ACTIVITY
In the entries below, spot each line with the word "cases" and copy it.
(Beginning of MATERIAL SHOWN)
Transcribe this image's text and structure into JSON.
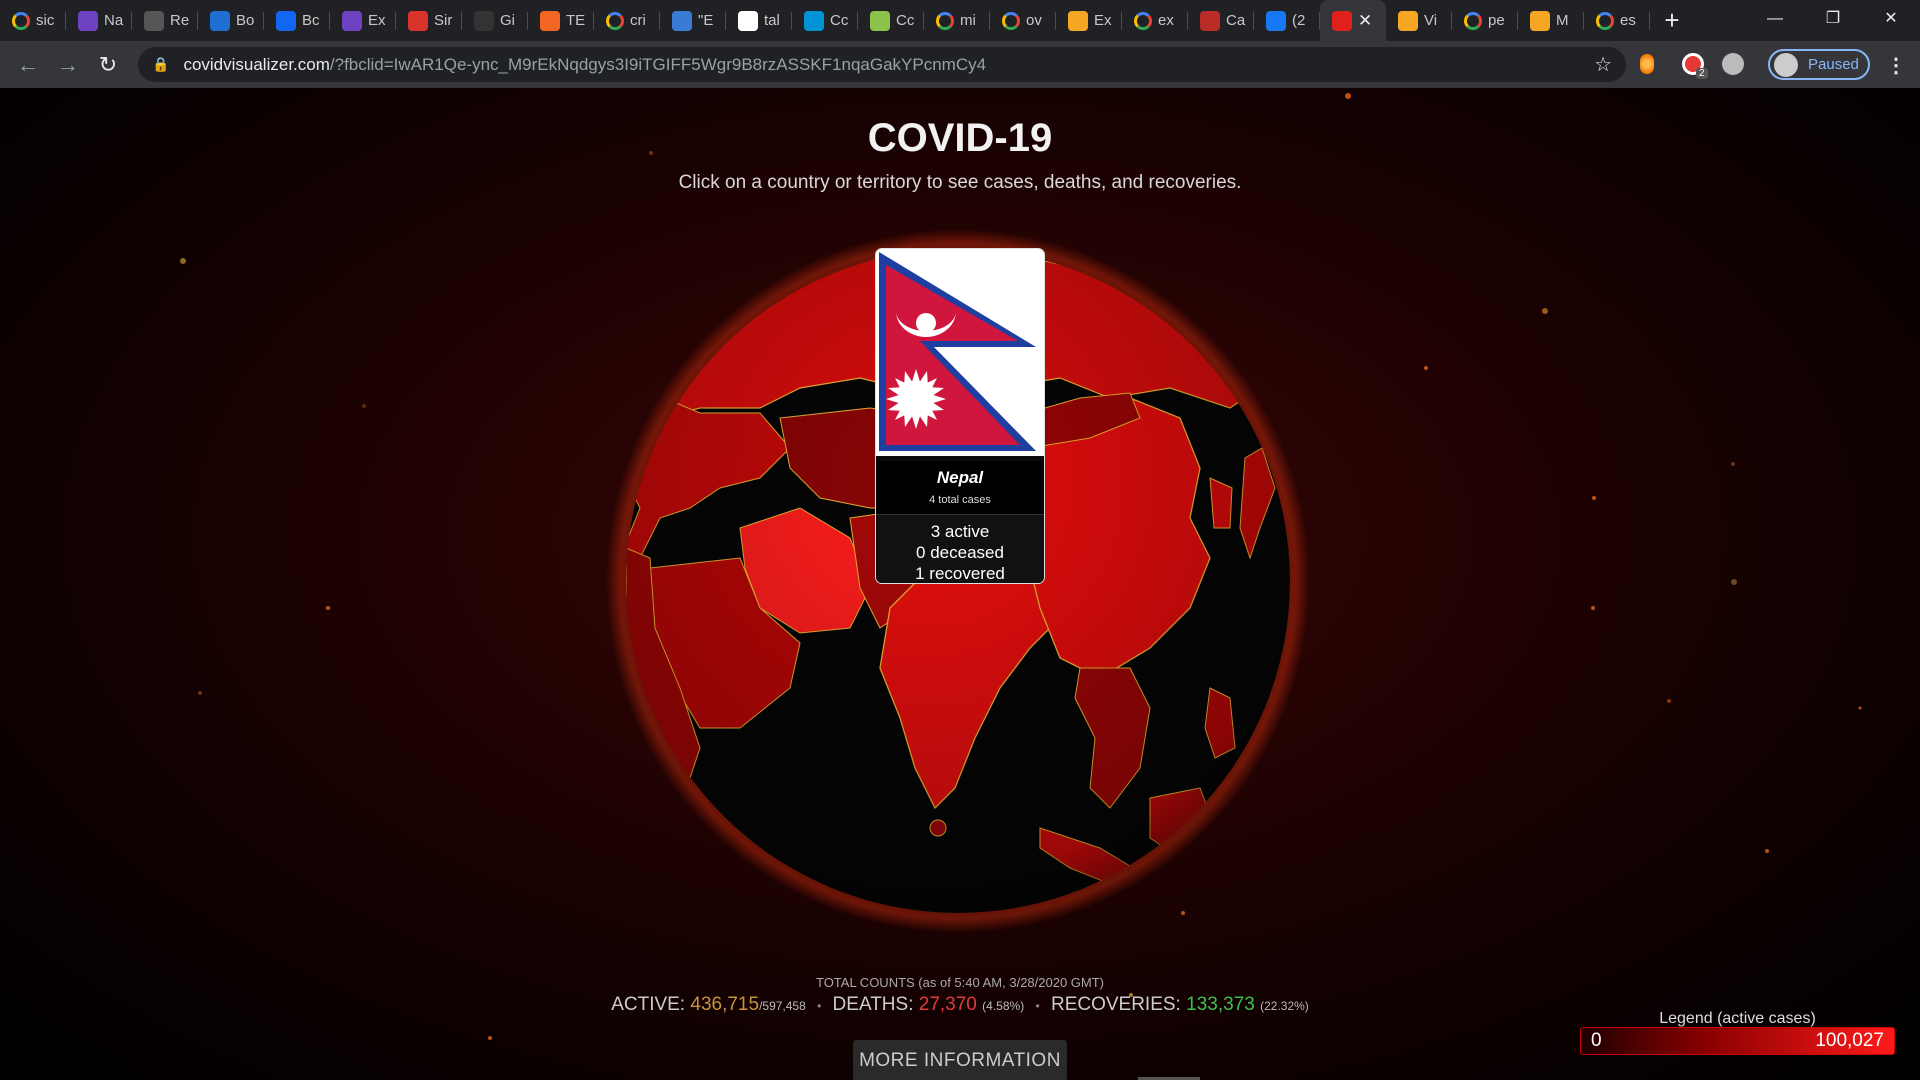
{
  "browser": {
    "tabs": [
      {
        "label": "sic",
        "icon": "google-icon",
        "color": "#ffffff"
      },
      {
        "label": "Na",
        "icon": "bootstrap-icon",
        "color": "#6f42c1"
      },
      {
        "label": "Re",
        "icon": "react-icon",
        "color": "#555555"
      },
      {
        "label": "Bo",
        "icon": "bootstrap-cdn-icon",
        "color": "#1e6fd1"
      },
      {
        "label": "Bc",
        "icon": "mdb-icon",
        "color": "#1266f1"
      },
      {
        "label": "Ex",
        "icon": "bootstrap-icon",
        "color": "#6f42c1"
      },
      {
        "label": "Sir",
        "icon": "s-icon",
        "color": "#d9342b"
      },
      {
        "label": "Gi",
        "icon": "github-icon",
        "color": "#333333"
      },
      {
        "label": "TE",
        "icon": "tech-icon",
        "color": "#f26522"
      },
      {
        "label": "cri",
        "icon": "google-icon",
        "color": "#ffffff"
      },
      {
        "label": "\"E",
        "icon": "stackexchange-icon",
        "color": "#3a7bd5"
      },
      {
        "label": "tal",
        "icon": "wiki-icon",
        "color": "#ffffff"
      },
      {
        "label": "Cc",
        "icon": "who-icon",
        "color": "#0093d5"
      },
      {
        "label": "Cc",
        "icon": "u-icon",
        "color": "#8bc34a"
      },
      {
        "label": "mi",
        "icon": "google-icon",
        "color": "#ffffff"
      },
      {
        "label": "ov",
        "icon": "google-icon",
        "color": "#ffffff"
      },
      {
        "label": "Ex",
        "icon": "sublime-icon",
        "color": "#f5a623"
      },
      {
        "label": "ex",
        "icon": "google-icon",
        "color": "#ffffff"
      },
      {
        "label": "Ca",
        "icon": "quora-icon",
        "color": "#b92b27"
      },
      {
        "label": "(2",
        "icon": "facebook-icon",
        "color": "#1877f2"
      },
      {
        "label": "",
        "icon": "covid-icon",
        "color": "#e0201a",
        "active": true
      },
      {
        "label": "Vi",
        "icon": "sublime-icon",
        "color": "#f5a623"
      },
      {
        "label": "pe",
        "icon": "google-icon",
        "color": "#ffffff"
      },
      {
        "label": "M",
        "icon": "sublime-icon",
        "color": "#f5a623"
      },
      {
        "label": "es",
        "icon": "google-icon",
        "color": "#ffffff"
      }
    ],
    "url_host": "covidvisualizer.com",
    "url_rest": "/?fbclid=IwAR1Qe-ync_M9rEkNqdgys3I9iTGIFF5Wgr9B8rzASSKF1nqaGakYPcnmCy4",
    "extension_badge": "2",
    "profile_label": "Paused"
  },
  "page": {
    "title": "COVID-19",
    "subtitle": "Click on a country or territory to see cases, deaths, and recoveries.",
    "popup": {
      "country": "Nepal",
      "total": "4 total cases",
      "active": "3 active",
      "deceased": "0 deceased",
      "recovered": "1 recovered"
    },
    "totals": {
      "heading": "TOTAL COUNTS (as of 5:40 AM, 3/28/2020 GMT)",
      "active_label": "ACTIVE:",
      "active_value": "436,715",
      "active_total": "/597,458",
      "deaths_label": "DEATHS:",
      "deaths_value": "27,370",
      "deaths_pct": "(4.58%)",
      "recoveries_label": "RECOVERIES:",
      "recoveries_value": "133,373",
      "recoveries_pct": "(22.32%)",
      "separator": "•"
    },
    "more_button": "MORE INFORMATION",
    "legend": {
      "title": "Legend (active cases)",
      "min": "0",
      "max": "100,027"
    }
  },
  "colors": {
    "accent_active": "#c8933f",
    "accent_deaths": "#e23a3a",
    "accent_recoveries": "#3fbf4f",
    "globe_red": "#e01010",
    "border_gold": "#e8b030"
  }
}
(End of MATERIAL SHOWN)
SOLUTION
    "subtitle": "Click on a country or territory to see cases, deaths, and recoveries.",
      "total": "4 total cases",
      "title": "Legend (active cases)",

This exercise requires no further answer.